* EXERCISE BRIEF
Where the string "mobile" appears in a line of the material below, copy that line.

______

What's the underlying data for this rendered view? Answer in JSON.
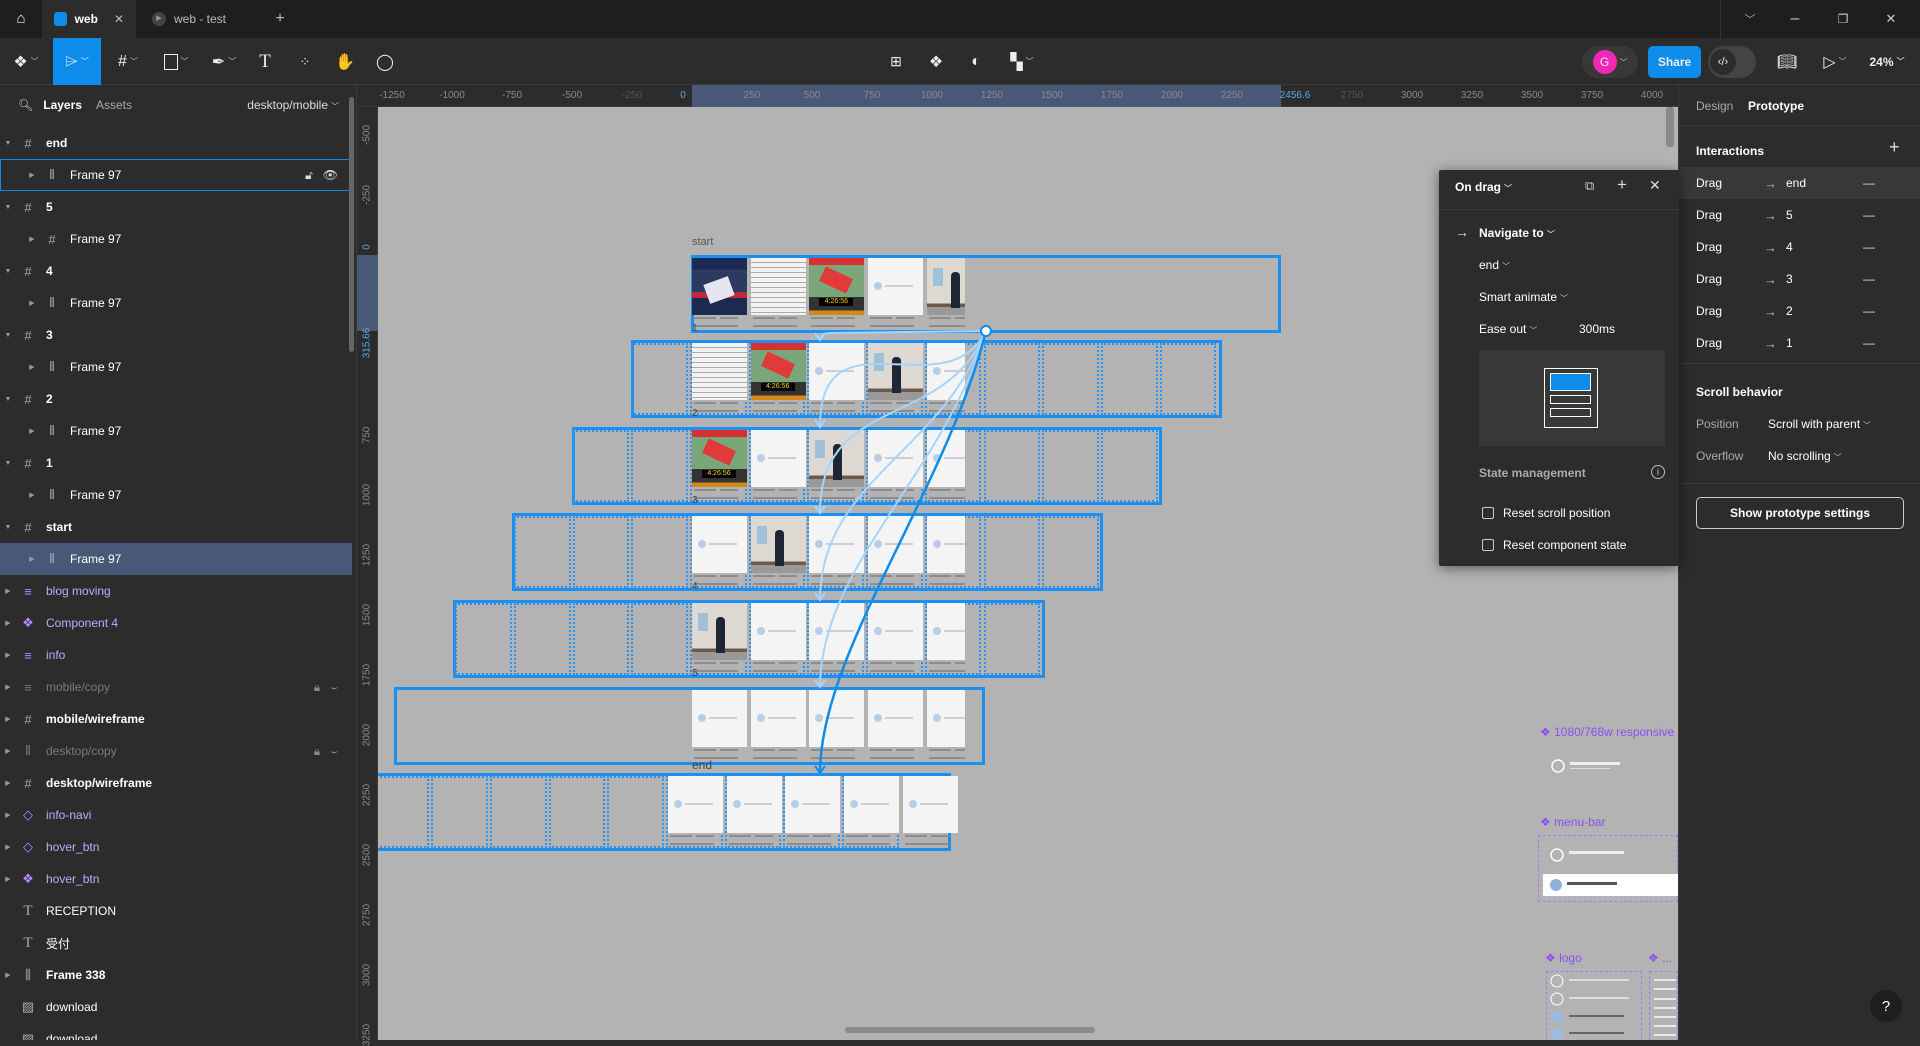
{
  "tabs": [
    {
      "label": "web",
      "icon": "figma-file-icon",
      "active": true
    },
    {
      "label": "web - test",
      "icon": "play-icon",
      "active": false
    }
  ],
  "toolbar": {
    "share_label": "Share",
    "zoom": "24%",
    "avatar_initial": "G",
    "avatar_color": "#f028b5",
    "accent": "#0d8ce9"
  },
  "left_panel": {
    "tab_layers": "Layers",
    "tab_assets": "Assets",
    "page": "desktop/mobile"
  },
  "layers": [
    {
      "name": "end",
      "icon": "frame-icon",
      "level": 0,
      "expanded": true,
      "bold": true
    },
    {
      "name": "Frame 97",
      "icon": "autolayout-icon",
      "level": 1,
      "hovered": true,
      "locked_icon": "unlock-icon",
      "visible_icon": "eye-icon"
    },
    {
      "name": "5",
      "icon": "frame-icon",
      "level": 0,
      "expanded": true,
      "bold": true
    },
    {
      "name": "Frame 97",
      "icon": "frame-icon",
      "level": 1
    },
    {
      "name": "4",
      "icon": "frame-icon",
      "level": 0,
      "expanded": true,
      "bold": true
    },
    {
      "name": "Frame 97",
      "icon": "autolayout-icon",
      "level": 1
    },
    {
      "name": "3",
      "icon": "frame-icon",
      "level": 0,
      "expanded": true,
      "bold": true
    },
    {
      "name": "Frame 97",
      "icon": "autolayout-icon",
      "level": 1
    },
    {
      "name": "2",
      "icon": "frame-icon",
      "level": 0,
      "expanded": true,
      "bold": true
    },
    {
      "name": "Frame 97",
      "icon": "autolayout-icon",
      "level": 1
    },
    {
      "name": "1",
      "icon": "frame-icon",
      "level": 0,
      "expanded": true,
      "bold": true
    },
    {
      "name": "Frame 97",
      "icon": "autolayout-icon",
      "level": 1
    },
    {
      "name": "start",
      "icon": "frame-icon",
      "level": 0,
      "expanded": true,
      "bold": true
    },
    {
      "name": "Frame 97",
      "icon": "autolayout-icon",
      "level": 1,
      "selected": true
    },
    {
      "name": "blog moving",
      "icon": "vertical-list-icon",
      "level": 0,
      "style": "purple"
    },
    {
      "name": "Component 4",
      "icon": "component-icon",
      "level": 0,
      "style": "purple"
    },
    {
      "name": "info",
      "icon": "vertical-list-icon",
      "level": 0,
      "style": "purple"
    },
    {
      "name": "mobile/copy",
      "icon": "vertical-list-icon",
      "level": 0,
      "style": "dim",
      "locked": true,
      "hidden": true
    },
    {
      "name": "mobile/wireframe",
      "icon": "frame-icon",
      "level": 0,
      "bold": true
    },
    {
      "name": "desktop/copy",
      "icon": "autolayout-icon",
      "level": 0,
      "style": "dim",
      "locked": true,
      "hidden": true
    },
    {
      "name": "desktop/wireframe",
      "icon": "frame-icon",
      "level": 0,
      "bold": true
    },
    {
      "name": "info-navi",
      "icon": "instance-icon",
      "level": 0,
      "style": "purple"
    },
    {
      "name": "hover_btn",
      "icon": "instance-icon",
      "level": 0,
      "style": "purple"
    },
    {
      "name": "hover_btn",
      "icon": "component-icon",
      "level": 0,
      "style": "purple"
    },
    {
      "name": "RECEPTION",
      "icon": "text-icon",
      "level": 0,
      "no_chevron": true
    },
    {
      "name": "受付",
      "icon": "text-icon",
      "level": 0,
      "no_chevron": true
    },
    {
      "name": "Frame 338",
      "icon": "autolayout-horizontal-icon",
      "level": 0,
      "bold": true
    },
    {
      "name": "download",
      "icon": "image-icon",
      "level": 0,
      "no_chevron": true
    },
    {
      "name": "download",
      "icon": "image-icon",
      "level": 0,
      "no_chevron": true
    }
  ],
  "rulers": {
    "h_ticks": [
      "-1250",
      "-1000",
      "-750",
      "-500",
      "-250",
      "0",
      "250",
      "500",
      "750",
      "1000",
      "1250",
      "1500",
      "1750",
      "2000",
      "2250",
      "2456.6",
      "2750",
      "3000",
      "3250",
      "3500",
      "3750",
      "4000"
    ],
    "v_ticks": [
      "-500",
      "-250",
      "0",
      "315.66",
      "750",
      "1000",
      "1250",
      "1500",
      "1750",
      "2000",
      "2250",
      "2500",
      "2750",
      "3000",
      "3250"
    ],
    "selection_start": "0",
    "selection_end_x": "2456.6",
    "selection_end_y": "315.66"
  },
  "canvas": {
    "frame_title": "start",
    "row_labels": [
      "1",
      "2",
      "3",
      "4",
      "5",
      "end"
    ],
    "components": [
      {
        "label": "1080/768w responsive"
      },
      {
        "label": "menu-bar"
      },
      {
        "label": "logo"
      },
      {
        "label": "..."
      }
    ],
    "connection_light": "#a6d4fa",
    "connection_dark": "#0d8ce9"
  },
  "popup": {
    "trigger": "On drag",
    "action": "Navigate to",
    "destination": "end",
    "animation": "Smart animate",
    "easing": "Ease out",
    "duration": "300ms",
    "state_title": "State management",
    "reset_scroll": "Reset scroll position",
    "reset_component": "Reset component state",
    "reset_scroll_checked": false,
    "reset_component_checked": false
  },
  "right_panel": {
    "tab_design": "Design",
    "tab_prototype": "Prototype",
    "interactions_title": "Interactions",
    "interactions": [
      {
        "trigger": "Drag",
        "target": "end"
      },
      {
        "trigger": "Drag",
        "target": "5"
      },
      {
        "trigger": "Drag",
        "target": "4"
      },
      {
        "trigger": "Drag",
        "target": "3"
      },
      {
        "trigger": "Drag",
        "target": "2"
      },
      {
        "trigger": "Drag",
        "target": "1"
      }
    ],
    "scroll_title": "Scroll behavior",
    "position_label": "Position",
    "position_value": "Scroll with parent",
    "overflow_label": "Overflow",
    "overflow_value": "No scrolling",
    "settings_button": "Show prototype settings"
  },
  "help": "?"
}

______

* ANSWER SECTION
    "page": "desktop/mobile"
      "name": "mobile/copy",
      "name": "mobile/wireframe",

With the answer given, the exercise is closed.